## TASK STATEMENT
Only the lines from the line holding "Extract the structured" through the final line of the entries below are to be returned, exactly as they stand.

## PROVIDED RECORDS

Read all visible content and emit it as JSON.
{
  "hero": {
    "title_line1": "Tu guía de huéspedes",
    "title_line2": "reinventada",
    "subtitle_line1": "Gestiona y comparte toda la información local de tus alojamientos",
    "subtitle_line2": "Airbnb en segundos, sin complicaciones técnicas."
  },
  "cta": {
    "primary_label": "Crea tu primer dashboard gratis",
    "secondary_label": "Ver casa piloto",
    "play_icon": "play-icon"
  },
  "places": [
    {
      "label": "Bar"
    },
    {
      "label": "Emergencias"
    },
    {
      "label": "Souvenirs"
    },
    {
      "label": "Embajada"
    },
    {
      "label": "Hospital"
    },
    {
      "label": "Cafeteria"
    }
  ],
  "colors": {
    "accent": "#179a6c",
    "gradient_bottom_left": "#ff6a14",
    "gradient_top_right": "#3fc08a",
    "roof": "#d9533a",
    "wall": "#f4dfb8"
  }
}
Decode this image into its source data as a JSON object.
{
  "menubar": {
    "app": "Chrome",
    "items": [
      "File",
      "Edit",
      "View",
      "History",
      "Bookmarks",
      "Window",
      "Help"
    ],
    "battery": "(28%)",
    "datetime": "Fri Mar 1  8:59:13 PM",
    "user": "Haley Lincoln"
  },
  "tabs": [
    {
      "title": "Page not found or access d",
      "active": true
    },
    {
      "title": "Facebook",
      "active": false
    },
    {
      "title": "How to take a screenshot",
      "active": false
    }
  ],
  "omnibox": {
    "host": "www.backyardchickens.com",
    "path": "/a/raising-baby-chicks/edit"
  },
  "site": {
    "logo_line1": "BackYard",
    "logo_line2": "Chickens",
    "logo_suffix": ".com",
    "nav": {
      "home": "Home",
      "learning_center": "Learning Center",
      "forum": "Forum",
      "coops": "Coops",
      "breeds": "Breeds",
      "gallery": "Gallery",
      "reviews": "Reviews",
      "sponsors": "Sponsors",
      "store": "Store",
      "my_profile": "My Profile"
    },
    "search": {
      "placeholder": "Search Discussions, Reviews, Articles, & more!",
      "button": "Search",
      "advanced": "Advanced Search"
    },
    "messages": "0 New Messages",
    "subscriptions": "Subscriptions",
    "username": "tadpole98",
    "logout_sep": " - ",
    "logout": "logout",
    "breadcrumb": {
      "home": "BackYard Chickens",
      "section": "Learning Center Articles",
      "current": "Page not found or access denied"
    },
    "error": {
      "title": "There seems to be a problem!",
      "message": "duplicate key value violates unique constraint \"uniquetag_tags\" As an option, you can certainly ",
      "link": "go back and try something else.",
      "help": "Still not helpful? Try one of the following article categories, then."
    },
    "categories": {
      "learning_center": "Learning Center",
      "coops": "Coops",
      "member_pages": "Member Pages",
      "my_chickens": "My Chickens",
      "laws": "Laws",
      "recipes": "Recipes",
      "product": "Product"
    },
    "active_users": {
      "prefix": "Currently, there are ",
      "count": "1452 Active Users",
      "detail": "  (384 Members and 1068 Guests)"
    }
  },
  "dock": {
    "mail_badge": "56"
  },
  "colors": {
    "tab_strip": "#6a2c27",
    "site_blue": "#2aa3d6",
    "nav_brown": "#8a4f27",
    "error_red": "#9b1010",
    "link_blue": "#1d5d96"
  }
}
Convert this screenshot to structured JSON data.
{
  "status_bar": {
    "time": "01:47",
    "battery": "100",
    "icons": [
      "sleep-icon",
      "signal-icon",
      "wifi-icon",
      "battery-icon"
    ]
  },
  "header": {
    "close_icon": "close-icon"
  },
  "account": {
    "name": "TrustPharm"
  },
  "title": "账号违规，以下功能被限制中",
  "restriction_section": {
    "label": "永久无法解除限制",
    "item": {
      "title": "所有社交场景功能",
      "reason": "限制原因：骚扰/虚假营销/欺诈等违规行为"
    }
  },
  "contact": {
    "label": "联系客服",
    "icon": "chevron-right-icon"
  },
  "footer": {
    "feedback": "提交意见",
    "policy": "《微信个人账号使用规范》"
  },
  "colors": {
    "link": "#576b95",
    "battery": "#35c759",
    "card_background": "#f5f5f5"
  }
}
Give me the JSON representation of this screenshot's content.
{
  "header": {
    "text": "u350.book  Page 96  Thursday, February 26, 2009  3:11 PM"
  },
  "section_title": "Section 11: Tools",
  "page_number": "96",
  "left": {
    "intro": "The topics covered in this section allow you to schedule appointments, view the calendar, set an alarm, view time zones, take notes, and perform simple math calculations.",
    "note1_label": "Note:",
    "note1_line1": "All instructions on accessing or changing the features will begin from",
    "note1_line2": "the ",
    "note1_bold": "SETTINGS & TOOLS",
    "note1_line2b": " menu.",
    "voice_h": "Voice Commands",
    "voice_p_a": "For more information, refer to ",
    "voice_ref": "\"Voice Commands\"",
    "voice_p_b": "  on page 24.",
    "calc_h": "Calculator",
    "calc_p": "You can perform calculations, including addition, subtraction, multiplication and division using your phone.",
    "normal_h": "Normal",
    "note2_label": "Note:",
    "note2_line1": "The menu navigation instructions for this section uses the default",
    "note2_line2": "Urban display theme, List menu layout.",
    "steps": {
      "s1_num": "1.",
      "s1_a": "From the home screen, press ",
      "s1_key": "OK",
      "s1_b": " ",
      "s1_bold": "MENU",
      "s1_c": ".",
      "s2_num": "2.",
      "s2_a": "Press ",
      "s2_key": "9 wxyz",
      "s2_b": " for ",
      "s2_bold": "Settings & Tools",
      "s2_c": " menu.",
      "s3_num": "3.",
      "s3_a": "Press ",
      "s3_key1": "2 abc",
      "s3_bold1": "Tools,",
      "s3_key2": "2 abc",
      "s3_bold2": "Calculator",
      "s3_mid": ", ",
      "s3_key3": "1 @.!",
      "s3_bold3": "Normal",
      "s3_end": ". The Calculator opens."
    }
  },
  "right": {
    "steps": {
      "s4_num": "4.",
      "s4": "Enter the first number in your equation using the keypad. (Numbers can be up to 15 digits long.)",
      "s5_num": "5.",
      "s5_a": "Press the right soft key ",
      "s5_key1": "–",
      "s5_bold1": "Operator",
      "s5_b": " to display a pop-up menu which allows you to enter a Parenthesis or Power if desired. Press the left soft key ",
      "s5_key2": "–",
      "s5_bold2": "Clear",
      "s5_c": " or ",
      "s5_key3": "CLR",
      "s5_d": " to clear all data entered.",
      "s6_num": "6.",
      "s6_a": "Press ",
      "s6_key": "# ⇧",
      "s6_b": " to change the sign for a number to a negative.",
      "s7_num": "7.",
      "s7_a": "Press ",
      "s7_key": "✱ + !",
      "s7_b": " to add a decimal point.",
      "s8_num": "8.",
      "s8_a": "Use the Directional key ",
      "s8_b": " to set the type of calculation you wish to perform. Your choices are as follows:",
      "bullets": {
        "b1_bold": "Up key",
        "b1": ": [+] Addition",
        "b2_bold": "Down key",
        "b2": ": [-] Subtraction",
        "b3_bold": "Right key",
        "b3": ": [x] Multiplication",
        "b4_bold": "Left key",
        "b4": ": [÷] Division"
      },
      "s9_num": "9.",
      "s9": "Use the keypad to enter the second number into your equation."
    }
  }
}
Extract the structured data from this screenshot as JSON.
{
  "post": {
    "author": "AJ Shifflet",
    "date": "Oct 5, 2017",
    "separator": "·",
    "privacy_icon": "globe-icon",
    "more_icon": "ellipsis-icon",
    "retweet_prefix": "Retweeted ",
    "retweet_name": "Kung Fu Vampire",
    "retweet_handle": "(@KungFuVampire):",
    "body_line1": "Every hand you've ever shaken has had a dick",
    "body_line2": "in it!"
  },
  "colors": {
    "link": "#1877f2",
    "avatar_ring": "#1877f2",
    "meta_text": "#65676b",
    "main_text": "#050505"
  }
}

## ANSWER TO THE EXERCISE
Extract the structured data from this screenshot as JSON.
{
  "post": {
    "author": "AJ Shifflet",
    "date": "Oct 5, 2017",
    "separator": "·",
    "privacy_icon": "globe-icon",
    "more_icon": "ellipsis-icon",
    "retweet_prefix": "Retweeted ",
    "retweet_name": "Kung Fu Vampire",
    "retweet_handle": "(@KungFuVampire):",
    "body_line1": "Every hand you've ever shaken has had a dick",
    "body_line2": "in it!"
  },
  "colors": {
    "link": "#1877f2",
    "avatar_ring": "#1877f2",
    "meta_text": "#65676b",
    "main_text": "#050505"
  }
}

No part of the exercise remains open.